Long considered the technology-obsessed, self-indulgent narcissists of the 21st century, millennials are positioned to inherit significant purchasing power over the next several years. About 80 million Americans are millennials, and they spend approximately $600 billion annually, according to the consulting firm Accenture. Over the next three years, as more people graduate from college and enter the workforce, millennial spending is predicted to more than double. By 2020, millennials will spend $1.4 trillion annually and represent 30 percent of total retail sales.

So will that money be spent on useless, individualistic gadgets, as some in the older generation fear? Maybe not.

A study by Omnicom Group’s Cone Communications revealed that millennials are more likely than any other demographic to engage in corporate social responsibility. Seventy percent of millennials will pay more for a product that supports a cause they care about, and 60% will take a paycut to work for an environmentally and socially responsible company.

The strength of the millennial dollar is evident in the way today’s young adults eat—with an eye on the health of the environment.

From 2006 to 2014, the number of farmer’s markets increased by 180 percent, according to NRP. Over the last three years, the farmer’s market boom has plateaued, but that is because consumers have shifted the entire food economy to become more environmentally conscious. Form 2007 to 2012, the number of food hubs, organizations that connect farmers to businesses, increased by 288 percent. Organic food is now available in almost every supermarket and retailers say it continues to grow in popularity. The Organic Trade Association reported that organic sales increase every year, totalling $47 billion in 2016. Millennials, who spend 14 times more money on food than an average middle-class family, have spearheaded local, organic and environmental awareness.

Eve Turow-Paul, author of A Taste of Generation Yum: How the Millennial Generation’s Love for Organic Fare, Celebrity Chefs and Microbrews Will Make or Break the Future of Food, spent years conducting interviews and performing research about food trends of the last decade. In an interview with the Atlantic, she underlines the radical shifts that are happening in the food industry:

“Look around today and you’re seeing amazing things happening with Chipotle, with Kraft mac and cheese saying they’re going to take the yellow dye out. There is huge progress being made and it’s largely because the industry is seeing that Millennials are not going to be spending their money on processed foods.”

Turow explains that the newfound interest in food is rooted in a cultural shift of the millennial generation. As technology natives growing up in a rapidly changing and economically uncertain world, young adults crave understanding, simplicity and control over their environment. The push for food transparency—the wish to know where one’s food comes from—is one of the many modes in which millennials find stability. To many millennials, “you are what you eat” is a mantra of identity.

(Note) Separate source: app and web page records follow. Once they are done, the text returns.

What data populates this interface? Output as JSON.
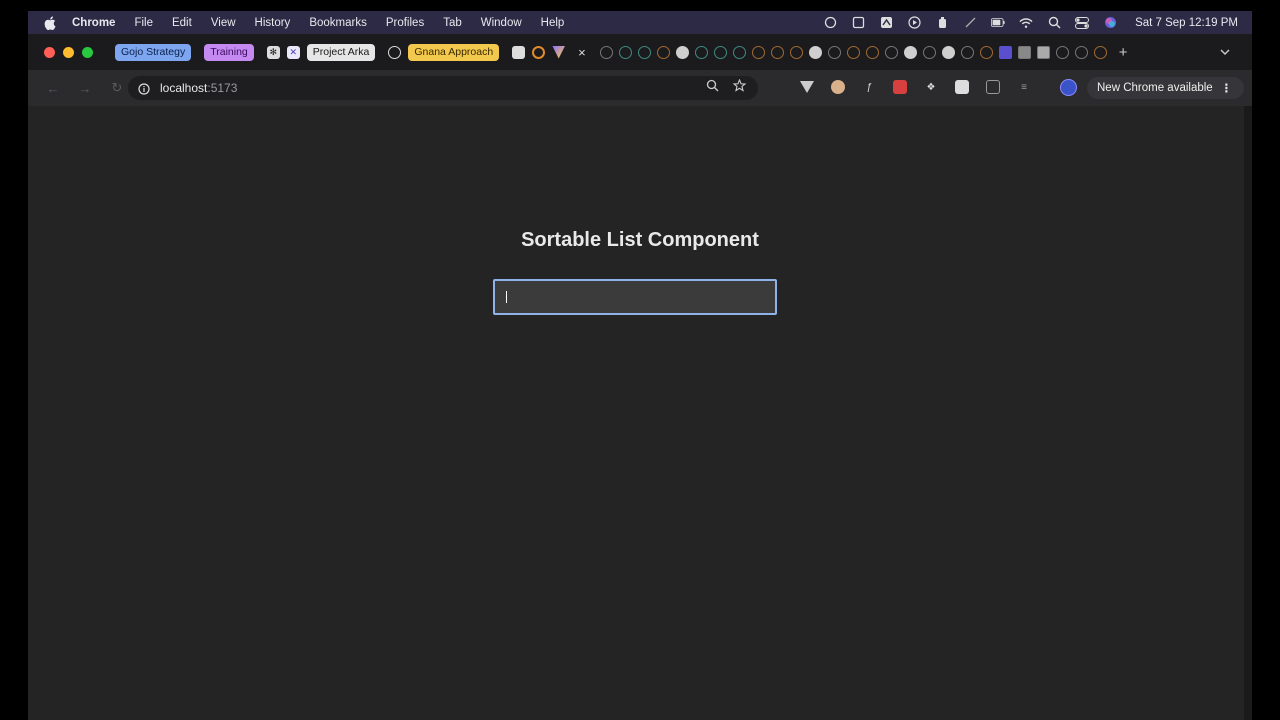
{
  "menubar": {
    "app_name": "Chrome",
    "items": [
      "File",
      "Edit",
      "View",
      "History",
      "Bookmarks",
      "Profiles",
      "Tab",
      "Window",
      "Help"
    ],
    "clock": "Sat 7 Sep  12:19 PM"
  },
  "tabs": {
    "groups": [
      {
        "label": "Gojo Strategy",
        "color": "#7ea6f0",
        "text_color": "#0b1f4a"
      },
      {
        "label": "Training",
        "color": "#c58af2",
        "text_color": "#3c0b5e"
      },
      {
        "label": "Project Arka",
        "color": "#e6e6e6",
        "text_color": "#1a1a1a"
      },
      {
        "label": "Gnana Approach",
        "color": "#f2c94c",
        "text_color": "#3a2a00"
      }
    ],
    "close_glyph": "×",
    "new_tab_glyph": "+"
  },
  "toolbar": {
    "url_host": "localhost",
    "url_port": ":5173",
    "new_chrome_label": "New Chrome available"
  },
  "page": {
    "title": "Sortable List Component",
    "input": {
      "value": "",
      "placeholder": ""
    }
  },
  "colors": {
    "page_bg": "#242424",
    "input_border": "#8fb3e8"
  }
}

Food identity is perpetuated across social media. A study by YPuse found that 63% of young people ages 13 to 32 said they post food pictures on social media, with 57% of them posting information about the food they are eating at the time. Instagram has 200 million photos with food tags. While food pictures, as well as many other millennial food obsessions, are used as social currency (many argue they are simply another form of millennial narcissism), they are evidence of cultural values that can have positive impact for all.

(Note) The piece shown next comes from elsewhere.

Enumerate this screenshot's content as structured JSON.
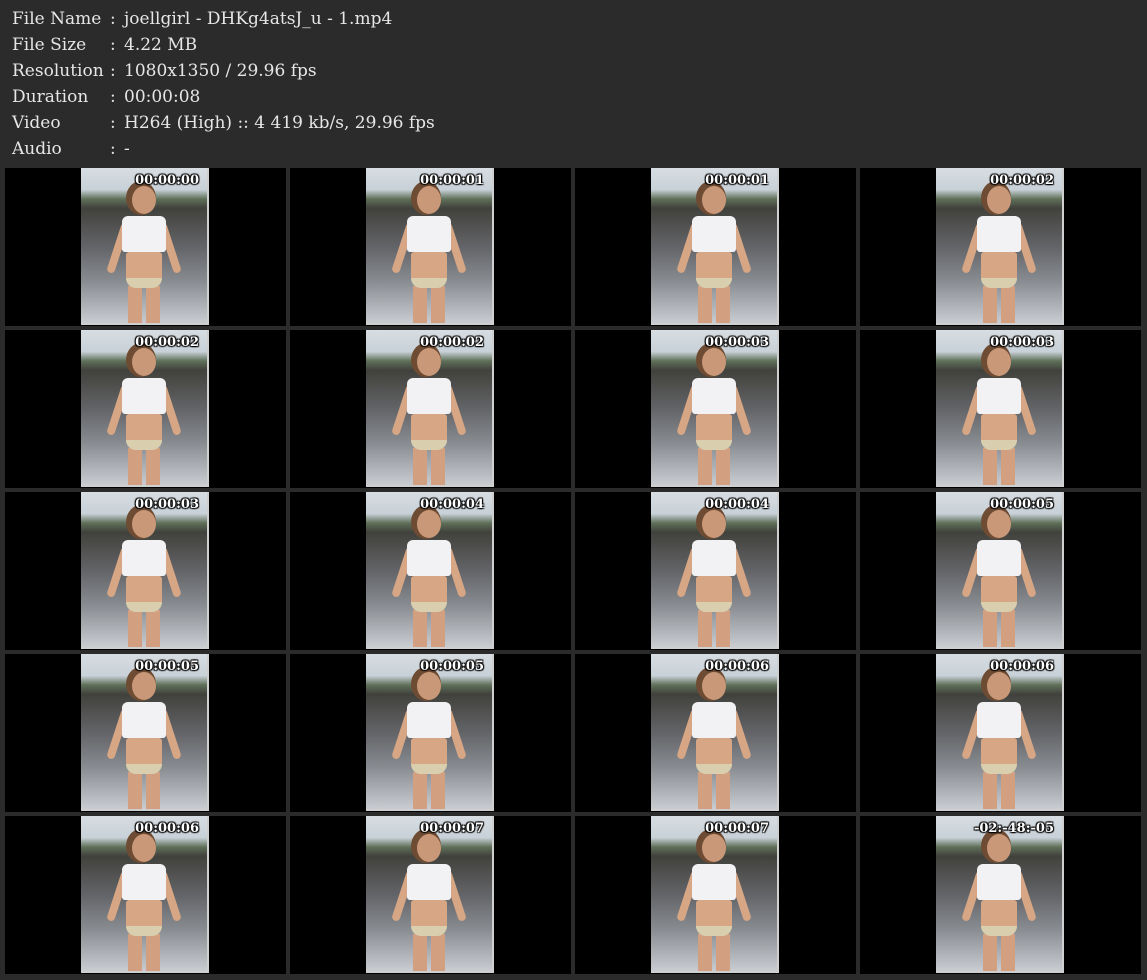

Hydroponic gardens, specialty foods, food blogs, cooking shows, veganism, restaurant trends, food memoirs, and recipe apps are becoming pinnacles of millennial culture. Perhaps some are gimmicky and others even unnecessary, but these trends are worth paying attention to when they start to replace the corporate chains and mass food distributors that are destroying agricultural resources. In a world on the brink of environmental catastrophe, some millennials may already have the answer in the bag—a locally and organically sourced, handwoven, reusable tote bag at that.

Anna Sanford is an editorial assistant at AlterNet’s office in Berkeley, CA.

 

This article was made possible by the readers and supporters of AlterNet.